- YOUR GOAL: Without omitting anything, return the records precisely as given.

- SUPPLIED DATA:

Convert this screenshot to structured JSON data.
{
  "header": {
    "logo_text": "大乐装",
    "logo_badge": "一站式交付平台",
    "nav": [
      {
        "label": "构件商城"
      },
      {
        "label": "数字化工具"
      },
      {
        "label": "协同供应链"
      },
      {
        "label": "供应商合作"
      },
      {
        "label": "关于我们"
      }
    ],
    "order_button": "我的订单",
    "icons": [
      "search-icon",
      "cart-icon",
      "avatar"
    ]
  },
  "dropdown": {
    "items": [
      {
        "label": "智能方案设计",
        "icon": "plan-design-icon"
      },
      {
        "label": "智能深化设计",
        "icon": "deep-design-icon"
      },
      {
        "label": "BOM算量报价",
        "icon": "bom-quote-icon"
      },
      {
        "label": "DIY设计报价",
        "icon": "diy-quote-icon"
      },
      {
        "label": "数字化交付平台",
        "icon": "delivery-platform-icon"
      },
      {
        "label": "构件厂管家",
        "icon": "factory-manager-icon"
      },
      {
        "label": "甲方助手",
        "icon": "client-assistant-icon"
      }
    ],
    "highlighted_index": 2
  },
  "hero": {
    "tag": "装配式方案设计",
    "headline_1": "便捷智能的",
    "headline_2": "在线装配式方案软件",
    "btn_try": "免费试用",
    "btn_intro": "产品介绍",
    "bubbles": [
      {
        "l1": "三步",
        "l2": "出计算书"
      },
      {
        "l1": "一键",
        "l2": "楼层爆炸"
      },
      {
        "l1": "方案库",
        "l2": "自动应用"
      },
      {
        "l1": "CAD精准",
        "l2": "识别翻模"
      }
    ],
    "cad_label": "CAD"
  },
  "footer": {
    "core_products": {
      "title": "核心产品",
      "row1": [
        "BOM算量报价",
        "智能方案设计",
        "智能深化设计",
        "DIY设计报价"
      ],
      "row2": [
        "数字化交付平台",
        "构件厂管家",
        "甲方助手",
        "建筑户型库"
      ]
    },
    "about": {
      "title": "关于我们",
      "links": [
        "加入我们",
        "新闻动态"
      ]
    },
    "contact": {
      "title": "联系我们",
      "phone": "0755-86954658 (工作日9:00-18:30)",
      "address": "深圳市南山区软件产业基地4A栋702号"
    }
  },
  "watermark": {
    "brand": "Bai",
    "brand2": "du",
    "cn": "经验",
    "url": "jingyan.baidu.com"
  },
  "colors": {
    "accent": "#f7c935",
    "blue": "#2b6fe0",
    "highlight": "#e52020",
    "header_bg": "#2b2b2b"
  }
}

- SOLUTION TO THIS PROBLEM:
Convert this screenshot to structured JSON data.
{
  "header": {
    "logo_text": "大乐装",
    "logo_badge": "一站式交付平台",
    "nav": [
      {
        "label": "构件商城"
      },
      {
        "label": "数字化工具"
      },
      {
        "label": "协同供应链"
      },
      {
        "label": "供应商合作"
      },
      {
        "label": "关于我们"
      }
    ],
    "order_button": "我的订单",
    "icons": [
      "search-icon",
      "cart-icon",
      "avatar"
    ]
  },
  "dropdown": {
    "items": [
      {
        "label": "智能方案设计",
        "icon": "plan-design-icon"
      },
      {
        "label": "智能深化设计",
        "icon": "deep-design-icon"
      },
      {
        "label": "BOM算量报价",
        "icon": "bom-quote-icon"
      },
      {
        "label": "DIY设计报价",
        "icon": "diy-quote-icon"
      },
      {
        "label": "数字化交付平台",
        "icon": "delivery-platform-icon"
      },
      {
        "label": "构件厂管家",
        "icon": "factory-manager-icon"
      },
      {
        "label": "甲方助手",
        "icon": "client-assistant-icon"
      }
    ],
    "highlighted_index": 2
  },
  "hero": {
    "tag": "装配式方案设计",
    "headline_1": "便捷智能的",
    "headline_2": "在线装配式方案软件",
    "btn_try": "免费试用",
    "btn_intro": "产品介绍",
    "bubbles": [
      {
        "l1": "三步",
        "l2": "出计算书"
      },
      {
        "l1": "一键",
        "l2": "楼层爆炸"
      },
      {
        "l1": "方案库",
        "l2": "自动应用"
      },
      {
        "l1": "CAD精准",
        "l2": "识别翻模"
      }
    ],
    "cad_label": "CAD"
  },
  "footer": {
    "core_products": {
      "title": "核心产品",
      "row1": [
        "BOM算量报价",
        "智能方案设计",
        "智能深化设计",
        "DIY设计报价"
      ],
      "row2": [
        "数字化交付平台",
        "构件厂管家",
        "甲方助手",
        "建筑户型库"
      ]
    },
    "about": {
      "title": "关于我们",
      "links": [
        "加入我们",
        "新闻动态"
      ]
    },
    "contact": {
      "title": "联系我们",
      "phone": "0755-86954658 (工作日9:00-18:30)",
      "address": "深圳市南山区软件产业基地4A栋702号"
    }
  },
  "watermark": {
    "brand": "Bai",
    "brand2": "du",
    "cn": "经验",
    "url": "jingyan.baidu.com"
  },
  "colors": {
    "accent": "#f7c935",
    "blue": "#2b6fe0",
    "highlight": "#e52020",
    "header_bg": "#2b2b2b"
  }
}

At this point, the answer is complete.